A subcommittee of the House Committee on Energy and Commerce approved H.R. 964, the Spy Act, and will soon be going before the full committee for approval. But the act seems to only protect vendors and DRM.
Ed Foster asks why…
But why? There are already plenty of federal and state laws regarding computer fraud, trespass, and deceptive trade practices that make spyware illegal. The existing laws have been sufficient to allow the FTC and/or state attorneys general to even successfully go after some of the nastier adware companies like Direct Revenue and Zango/180 Solutions. So what is the purpose of this law?
A clue can be found in the Limitations section of the Act, which features this rather broad exception:
Exception Relating to Security- Nothing in this Act shall apply to–
(1) any monitoring of, or interaction with, a subscriber’s Internet or other network connection or service, or a protected computer, by a telecommunications carrier, cable operator, computer hardware or software provider, or provider of information service or interactive computer service, to the extent that such monitoring or interaction is for network or computer security purposes, diagnostics, technical support, or repair, or for the detection or prevention of fraudulent activities; or
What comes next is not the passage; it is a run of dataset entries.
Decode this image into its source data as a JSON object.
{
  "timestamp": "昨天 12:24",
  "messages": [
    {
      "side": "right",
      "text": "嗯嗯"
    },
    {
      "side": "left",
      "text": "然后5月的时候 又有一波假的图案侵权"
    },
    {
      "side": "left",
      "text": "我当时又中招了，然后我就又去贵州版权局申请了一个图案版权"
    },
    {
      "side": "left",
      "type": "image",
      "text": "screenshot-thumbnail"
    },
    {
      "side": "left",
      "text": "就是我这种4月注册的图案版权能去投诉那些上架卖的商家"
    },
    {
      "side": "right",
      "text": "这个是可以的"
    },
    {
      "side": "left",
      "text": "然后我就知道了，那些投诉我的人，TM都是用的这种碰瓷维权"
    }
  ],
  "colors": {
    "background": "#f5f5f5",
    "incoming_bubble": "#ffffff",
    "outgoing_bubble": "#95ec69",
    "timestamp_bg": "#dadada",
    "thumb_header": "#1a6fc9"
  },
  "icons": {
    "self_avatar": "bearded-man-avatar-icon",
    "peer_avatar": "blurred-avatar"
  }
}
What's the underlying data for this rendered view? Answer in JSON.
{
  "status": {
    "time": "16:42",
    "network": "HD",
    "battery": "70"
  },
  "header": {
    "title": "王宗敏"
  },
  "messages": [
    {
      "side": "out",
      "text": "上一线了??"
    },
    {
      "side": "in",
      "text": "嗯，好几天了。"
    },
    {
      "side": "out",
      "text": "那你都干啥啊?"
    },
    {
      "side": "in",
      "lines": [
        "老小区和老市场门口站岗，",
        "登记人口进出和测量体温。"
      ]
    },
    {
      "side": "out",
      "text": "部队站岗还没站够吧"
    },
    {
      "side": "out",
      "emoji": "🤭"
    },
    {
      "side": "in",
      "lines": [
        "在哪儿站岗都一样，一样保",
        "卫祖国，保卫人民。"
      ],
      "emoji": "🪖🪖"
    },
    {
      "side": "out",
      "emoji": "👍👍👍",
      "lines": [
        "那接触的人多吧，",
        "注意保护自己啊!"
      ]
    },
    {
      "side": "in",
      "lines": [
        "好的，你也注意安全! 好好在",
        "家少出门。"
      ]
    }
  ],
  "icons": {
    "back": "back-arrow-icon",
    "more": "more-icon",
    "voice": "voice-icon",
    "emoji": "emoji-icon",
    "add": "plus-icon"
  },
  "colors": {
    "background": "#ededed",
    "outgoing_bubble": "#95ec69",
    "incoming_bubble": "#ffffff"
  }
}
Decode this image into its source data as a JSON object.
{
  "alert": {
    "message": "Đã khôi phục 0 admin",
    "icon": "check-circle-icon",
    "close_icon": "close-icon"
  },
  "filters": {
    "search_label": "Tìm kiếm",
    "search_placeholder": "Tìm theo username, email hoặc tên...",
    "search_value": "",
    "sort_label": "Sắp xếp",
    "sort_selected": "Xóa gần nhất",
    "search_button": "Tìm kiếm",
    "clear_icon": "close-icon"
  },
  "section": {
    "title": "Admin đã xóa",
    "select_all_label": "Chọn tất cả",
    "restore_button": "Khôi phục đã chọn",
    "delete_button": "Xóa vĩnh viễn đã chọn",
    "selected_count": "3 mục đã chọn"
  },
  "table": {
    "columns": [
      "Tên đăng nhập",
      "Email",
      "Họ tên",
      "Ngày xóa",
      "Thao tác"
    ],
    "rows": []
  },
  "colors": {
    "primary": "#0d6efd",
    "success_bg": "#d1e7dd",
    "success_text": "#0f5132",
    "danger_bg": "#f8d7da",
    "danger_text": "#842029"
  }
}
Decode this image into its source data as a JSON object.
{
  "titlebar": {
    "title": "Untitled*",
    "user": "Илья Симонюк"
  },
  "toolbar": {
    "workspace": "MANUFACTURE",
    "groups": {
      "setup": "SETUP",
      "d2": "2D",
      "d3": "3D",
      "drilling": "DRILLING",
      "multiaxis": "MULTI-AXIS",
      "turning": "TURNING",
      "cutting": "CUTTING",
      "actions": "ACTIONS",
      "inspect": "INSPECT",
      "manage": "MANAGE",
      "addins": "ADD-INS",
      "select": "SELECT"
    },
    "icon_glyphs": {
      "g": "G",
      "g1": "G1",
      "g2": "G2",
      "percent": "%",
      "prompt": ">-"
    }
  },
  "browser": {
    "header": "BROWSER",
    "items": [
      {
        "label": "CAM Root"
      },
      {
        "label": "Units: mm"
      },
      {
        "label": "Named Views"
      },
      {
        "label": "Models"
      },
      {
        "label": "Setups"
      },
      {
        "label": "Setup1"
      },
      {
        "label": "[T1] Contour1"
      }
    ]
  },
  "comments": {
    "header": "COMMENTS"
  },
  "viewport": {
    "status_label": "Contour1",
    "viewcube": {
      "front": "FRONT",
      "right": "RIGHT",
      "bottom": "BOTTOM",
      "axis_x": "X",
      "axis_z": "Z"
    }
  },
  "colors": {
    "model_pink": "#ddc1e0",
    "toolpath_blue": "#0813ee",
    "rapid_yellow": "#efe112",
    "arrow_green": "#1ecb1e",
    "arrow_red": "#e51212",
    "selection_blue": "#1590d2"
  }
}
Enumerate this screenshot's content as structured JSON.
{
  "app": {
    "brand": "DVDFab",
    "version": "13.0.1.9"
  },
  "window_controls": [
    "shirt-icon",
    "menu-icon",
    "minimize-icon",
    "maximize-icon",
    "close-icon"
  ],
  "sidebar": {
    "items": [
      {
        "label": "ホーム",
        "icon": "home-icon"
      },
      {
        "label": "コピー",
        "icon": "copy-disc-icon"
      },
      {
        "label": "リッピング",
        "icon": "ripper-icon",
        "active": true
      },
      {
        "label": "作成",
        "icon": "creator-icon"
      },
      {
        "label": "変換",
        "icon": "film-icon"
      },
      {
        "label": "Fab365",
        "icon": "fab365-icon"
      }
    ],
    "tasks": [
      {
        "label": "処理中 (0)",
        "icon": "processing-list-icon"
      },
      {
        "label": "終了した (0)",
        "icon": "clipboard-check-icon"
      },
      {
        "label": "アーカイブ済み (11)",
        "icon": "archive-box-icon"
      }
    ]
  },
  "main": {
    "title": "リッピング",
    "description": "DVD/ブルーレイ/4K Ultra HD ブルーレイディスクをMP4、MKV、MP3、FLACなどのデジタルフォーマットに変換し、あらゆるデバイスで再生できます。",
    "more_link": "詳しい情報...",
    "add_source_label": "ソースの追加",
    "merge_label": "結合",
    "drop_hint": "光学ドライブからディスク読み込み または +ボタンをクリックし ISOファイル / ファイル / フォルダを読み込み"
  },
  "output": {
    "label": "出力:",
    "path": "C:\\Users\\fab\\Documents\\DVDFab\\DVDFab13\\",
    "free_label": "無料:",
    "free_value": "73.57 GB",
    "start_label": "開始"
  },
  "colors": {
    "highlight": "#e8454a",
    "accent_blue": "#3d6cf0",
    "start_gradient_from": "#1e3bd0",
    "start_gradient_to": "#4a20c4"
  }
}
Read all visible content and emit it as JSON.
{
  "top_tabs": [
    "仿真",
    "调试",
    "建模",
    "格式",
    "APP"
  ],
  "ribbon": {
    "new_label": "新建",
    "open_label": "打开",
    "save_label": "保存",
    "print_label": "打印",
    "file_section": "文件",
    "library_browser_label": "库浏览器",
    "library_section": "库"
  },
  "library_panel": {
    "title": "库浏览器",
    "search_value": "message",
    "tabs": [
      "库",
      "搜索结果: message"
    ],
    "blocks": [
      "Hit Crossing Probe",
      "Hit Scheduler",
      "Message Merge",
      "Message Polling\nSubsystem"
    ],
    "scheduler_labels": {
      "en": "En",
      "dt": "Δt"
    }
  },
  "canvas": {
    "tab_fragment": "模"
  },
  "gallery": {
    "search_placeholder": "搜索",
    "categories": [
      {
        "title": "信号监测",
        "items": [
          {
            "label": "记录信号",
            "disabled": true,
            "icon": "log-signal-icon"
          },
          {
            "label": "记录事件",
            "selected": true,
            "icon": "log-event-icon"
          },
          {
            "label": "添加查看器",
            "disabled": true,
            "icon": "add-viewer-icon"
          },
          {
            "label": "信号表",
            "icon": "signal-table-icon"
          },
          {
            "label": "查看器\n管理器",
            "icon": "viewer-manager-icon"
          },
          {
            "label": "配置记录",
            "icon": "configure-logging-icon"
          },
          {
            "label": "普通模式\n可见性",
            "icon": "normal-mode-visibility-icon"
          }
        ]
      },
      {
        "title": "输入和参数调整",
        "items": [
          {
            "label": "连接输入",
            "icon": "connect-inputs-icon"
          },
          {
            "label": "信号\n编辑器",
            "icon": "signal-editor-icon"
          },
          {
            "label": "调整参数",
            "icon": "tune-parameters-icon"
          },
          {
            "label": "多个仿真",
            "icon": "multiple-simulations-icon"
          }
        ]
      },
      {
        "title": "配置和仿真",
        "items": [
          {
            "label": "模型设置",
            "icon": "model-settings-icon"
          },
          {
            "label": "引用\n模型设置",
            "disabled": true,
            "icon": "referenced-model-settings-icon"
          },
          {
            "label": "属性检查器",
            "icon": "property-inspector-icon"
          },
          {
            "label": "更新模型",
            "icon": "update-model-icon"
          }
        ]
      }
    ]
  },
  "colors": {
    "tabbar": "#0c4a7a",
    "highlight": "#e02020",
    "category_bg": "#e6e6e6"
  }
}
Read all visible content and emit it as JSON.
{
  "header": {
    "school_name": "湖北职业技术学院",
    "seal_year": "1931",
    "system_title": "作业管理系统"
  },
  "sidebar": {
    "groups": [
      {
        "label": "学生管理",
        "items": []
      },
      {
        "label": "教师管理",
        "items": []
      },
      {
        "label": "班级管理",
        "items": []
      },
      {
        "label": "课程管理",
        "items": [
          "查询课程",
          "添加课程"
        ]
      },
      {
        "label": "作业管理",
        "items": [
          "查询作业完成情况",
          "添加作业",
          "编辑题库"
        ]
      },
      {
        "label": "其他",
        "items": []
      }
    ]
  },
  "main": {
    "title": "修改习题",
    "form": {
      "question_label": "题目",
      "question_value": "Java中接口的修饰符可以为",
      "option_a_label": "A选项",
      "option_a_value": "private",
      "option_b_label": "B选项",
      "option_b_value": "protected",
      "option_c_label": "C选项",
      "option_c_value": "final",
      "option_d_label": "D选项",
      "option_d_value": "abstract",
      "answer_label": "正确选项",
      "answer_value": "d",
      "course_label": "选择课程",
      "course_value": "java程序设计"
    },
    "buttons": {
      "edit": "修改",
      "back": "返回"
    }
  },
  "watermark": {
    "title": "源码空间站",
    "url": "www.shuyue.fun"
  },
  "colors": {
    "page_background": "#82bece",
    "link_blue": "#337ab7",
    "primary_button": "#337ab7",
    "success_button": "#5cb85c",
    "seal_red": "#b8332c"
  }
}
(2) a discrete interaction with a protected computer by a provider of computer software solely to determine whether the user of the computer is authorized to use such software, that occurs upon — (A) initialization of the software; or (B) an affirmative request by the owner or authorized user for an update of, addition to, or technical service for, the software.
In other words, it’s perfectly OK for basically any vendor you do business with, or maybe thinks you do business with them for that matter, to use any of the deceptive practices the bill prohibits to load spyware on your computer. The company doesn’t have to give you notice and it can collect whatever information it thinks necessary to make sure there’s no funny business going on. And by the way, another exception provision specifically protects computer manufacturers from any liability for spyware they load on your computer before they send it to you. Of course, the exception for software companies checking to make sure you’re an authorized user is the strongest evidence of what this bill is all about. After all, in terms of function, there’s not much difference between spyware and DRM. Too bad for Sony this bill wasn’t already the law when its rootkit-infected CDs came to light.
What the heck is Congress thinking?! This bill has to be defeated. Call and urge your congressman to vote against it as it doesn’t do anything to protect consumers.
[tags]spyware, drm, malware, spy act, congress, politics, security[/tags]